(DATA RECORDS)
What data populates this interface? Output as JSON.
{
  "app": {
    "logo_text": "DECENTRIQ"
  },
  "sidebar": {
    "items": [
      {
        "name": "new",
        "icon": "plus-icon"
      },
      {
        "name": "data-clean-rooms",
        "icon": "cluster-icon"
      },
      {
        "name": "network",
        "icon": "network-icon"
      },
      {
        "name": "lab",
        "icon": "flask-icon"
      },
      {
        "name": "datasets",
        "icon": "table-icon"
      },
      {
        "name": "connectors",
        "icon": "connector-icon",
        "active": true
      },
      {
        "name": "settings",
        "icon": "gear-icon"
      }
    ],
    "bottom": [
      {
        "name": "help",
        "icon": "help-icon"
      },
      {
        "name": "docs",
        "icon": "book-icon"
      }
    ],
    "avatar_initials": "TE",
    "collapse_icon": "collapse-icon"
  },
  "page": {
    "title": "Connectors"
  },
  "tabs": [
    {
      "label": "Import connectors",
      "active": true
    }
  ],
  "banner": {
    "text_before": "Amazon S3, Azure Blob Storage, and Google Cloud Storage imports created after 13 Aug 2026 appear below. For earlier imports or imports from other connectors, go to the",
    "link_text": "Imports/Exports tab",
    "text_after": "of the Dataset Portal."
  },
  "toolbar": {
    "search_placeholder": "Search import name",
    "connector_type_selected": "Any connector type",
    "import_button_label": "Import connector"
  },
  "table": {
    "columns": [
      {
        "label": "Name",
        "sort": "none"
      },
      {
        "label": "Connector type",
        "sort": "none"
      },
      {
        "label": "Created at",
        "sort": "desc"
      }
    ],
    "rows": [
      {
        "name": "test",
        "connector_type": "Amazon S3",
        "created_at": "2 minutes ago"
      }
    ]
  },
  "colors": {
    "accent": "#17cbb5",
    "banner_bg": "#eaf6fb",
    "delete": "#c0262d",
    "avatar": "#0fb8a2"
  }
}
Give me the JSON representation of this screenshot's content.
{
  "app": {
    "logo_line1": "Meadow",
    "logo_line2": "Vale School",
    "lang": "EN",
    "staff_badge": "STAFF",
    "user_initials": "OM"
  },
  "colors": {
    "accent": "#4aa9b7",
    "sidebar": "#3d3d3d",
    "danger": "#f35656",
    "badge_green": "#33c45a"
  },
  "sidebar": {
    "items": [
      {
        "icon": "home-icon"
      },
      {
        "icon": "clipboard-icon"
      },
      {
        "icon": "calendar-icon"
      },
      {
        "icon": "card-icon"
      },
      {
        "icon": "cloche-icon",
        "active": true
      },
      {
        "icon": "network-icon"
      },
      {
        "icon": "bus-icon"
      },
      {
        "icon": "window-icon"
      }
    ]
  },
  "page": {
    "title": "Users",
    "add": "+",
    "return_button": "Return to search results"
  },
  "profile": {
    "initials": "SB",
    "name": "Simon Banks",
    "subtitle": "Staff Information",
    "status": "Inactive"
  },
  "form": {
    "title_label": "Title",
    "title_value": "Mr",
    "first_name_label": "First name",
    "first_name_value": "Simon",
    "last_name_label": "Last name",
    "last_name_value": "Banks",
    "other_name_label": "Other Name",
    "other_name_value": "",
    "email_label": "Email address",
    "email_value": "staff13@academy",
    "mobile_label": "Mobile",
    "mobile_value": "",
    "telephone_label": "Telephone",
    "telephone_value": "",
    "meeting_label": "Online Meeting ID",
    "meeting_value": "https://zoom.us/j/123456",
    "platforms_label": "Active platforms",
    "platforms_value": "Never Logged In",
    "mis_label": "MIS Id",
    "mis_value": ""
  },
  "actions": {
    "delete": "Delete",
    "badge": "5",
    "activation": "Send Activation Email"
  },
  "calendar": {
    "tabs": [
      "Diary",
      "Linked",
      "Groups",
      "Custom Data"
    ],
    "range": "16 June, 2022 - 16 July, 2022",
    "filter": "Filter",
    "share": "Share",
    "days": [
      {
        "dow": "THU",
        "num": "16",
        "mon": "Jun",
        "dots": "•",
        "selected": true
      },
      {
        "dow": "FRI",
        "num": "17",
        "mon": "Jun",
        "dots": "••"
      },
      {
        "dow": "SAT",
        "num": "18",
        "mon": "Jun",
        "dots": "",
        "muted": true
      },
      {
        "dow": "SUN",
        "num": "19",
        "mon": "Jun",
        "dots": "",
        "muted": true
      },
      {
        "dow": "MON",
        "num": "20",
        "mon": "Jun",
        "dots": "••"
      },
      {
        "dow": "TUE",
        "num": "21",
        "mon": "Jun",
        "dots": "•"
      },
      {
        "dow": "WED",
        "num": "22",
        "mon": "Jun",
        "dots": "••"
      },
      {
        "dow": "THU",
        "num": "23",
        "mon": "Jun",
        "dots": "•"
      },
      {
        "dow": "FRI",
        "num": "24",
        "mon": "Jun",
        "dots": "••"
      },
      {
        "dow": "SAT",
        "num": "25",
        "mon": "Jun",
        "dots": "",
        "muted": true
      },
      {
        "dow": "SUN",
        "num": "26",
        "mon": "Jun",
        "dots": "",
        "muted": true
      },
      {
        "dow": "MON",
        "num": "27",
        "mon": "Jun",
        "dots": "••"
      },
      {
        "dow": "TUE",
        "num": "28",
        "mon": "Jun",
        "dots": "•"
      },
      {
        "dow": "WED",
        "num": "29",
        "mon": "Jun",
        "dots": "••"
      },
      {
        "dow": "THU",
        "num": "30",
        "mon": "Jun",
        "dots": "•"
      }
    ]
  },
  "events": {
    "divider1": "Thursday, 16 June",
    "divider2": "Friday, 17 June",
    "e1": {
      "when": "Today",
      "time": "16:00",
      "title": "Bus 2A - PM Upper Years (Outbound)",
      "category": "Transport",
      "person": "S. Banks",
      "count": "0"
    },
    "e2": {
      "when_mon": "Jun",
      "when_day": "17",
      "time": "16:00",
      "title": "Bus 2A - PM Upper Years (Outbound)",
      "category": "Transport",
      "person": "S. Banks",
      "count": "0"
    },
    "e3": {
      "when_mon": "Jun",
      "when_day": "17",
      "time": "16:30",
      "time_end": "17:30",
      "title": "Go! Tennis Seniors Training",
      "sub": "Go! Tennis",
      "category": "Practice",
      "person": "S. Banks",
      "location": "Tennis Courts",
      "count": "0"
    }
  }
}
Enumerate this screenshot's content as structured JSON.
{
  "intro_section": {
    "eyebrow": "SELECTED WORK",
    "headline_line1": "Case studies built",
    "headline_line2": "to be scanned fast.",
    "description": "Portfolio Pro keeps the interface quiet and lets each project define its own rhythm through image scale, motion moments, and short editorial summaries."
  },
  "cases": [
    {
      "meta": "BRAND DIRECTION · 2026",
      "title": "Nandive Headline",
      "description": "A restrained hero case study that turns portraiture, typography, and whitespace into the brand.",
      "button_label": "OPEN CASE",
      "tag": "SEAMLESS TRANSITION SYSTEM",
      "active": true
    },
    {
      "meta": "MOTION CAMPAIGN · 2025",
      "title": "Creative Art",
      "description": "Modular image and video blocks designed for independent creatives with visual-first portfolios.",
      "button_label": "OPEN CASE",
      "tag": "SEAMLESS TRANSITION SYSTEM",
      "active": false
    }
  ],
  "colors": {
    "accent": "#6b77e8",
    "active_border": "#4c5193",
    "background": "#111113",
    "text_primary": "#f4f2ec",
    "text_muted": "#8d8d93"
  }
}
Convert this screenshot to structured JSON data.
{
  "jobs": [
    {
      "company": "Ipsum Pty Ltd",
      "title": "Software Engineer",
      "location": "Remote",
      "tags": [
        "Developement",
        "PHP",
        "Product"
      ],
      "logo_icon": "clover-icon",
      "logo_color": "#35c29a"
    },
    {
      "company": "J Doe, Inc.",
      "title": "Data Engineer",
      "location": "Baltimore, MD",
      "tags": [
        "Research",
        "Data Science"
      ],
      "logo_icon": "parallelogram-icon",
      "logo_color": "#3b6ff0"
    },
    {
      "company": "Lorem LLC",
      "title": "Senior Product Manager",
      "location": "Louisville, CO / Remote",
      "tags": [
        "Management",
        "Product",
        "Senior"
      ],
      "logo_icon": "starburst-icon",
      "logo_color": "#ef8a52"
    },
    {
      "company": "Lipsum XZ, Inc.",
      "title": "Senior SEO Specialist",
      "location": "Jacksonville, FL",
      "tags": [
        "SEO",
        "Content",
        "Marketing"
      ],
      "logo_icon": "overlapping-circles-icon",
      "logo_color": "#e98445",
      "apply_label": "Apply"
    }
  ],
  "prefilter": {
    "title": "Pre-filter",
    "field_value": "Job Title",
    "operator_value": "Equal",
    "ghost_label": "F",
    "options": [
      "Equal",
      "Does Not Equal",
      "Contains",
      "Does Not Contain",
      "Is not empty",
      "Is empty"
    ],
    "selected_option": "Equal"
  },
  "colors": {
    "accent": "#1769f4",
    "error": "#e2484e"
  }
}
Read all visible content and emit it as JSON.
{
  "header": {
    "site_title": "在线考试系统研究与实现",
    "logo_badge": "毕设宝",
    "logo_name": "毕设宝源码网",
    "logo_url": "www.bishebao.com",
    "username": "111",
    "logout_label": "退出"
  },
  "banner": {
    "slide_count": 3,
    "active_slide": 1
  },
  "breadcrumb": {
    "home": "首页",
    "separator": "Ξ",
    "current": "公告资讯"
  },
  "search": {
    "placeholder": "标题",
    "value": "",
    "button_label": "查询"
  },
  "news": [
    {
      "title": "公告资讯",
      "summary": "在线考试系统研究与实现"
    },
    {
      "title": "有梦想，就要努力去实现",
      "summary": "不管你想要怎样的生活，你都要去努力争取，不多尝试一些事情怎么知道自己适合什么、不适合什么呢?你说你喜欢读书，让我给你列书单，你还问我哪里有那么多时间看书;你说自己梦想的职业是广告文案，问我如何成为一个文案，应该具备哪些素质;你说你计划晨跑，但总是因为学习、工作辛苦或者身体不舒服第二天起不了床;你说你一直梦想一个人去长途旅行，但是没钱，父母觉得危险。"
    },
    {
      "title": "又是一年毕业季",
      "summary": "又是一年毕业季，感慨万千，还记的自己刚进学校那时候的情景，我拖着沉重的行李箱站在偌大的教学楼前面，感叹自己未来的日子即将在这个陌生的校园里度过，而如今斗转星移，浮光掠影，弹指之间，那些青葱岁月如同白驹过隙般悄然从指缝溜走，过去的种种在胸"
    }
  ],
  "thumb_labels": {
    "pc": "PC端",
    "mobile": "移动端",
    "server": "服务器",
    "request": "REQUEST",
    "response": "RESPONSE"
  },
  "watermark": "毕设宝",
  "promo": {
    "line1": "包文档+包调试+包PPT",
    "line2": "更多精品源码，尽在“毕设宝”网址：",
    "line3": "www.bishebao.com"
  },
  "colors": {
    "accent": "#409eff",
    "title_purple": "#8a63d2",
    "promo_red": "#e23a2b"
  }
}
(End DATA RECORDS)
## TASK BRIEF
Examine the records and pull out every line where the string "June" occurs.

## WRITTEN ANSWER
    "range": "16 June, 2022 - 16 July, 2022",
    "divider1": "Thursday, 16 June",
    "divider2": "Friday, 17 June",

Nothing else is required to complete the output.